The representatives from Monster.com will talk about how to manage study time, finances and balance social and academic responsibilities, Keffer said.

Both events will set the tone for what the students can expect and let them know that OUS offers cultural events, athletic events and students' organizations, just like any other college, she said.

Five years ago, OUS had only two student organizations. For the 2003-2004 year they will have more than 30, Keffer said.

"It just keeps growing. All have been student-generated, which is why I think it works," Keffer said. "They know what they will enjoy."

The cookout will feature a disc jockey, interactive games and an ice-cream social. Students can also pick up schedules and student identification cards.

"We want the students to leave here firm in the belief that they fit in," she said. "They made a decision and we want them to feel like they belong, that this is their community now."
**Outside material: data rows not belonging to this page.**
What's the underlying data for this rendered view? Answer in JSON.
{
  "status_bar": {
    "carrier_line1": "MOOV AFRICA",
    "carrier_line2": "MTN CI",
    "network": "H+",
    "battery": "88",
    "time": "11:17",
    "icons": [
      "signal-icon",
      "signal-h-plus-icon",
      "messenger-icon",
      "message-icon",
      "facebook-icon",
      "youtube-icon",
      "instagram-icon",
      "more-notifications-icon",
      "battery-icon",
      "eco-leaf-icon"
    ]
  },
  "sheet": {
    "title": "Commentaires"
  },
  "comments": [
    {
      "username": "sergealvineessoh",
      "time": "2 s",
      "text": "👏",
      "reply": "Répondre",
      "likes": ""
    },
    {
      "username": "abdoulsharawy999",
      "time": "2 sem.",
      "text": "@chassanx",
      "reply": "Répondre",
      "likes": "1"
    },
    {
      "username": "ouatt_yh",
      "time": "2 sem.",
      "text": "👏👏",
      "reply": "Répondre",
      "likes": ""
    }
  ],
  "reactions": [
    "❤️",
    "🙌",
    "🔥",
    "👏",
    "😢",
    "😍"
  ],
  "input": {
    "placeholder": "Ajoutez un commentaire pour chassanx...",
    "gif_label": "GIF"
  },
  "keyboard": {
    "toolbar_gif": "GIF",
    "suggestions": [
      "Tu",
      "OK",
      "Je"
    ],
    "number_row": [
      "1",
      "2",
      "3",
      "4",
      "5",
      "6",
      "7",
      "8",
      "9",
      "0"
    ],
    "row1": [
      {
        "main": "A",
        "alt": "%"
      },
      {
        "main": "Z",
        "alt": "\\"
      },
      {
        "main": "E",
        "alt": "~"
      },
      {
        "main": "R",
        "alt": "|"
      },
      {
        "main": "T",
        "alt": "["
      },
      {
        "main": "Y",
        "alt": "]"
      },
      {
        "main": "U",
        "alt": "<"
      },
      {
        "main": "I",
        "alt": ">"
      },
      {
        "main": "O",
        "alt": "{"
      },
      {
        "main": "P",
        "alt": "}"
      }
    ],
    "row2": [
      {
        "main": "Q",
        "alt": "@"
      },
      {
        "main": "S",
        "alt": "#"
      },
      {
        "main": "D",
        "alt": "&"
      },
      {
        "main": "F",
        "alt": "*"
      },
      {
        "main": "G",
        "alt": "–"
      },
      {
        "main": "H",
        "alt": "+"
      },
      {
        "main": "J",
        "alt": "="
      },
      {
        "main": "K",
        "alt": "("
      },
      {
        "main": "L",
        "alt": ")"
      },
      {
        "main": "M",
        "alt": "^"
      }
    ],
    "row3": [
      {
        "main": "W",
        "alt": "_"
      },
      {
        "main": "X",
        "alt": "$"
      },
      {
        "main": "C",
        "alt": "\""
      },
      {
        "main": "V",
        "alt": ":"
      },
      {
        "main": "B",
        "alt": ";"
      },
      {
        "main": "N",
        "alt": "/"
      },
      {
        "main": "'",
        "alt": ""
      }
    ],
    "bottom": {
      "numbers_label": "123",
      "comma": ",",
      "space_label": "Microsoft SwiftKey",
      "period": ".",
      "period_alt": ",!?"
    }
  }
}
Keffer wanted to encourage parents, friends, spouses and other members of the student's support group to attend the cook-out because a key to success in college is having support.

She said it is important for students to realize that starting college is a new chapter in their lives -- it should be exciting, but it is normal to be a little nervous.

"We believe we attract some of the best students in the Tri-State, but college can still be difficult," she said.

Events like these are designed to help students become more acclimated to college before the class work begins, she said.

"We want them to know that the faculty and staff want them to do well in the classroom, but also develop who they are."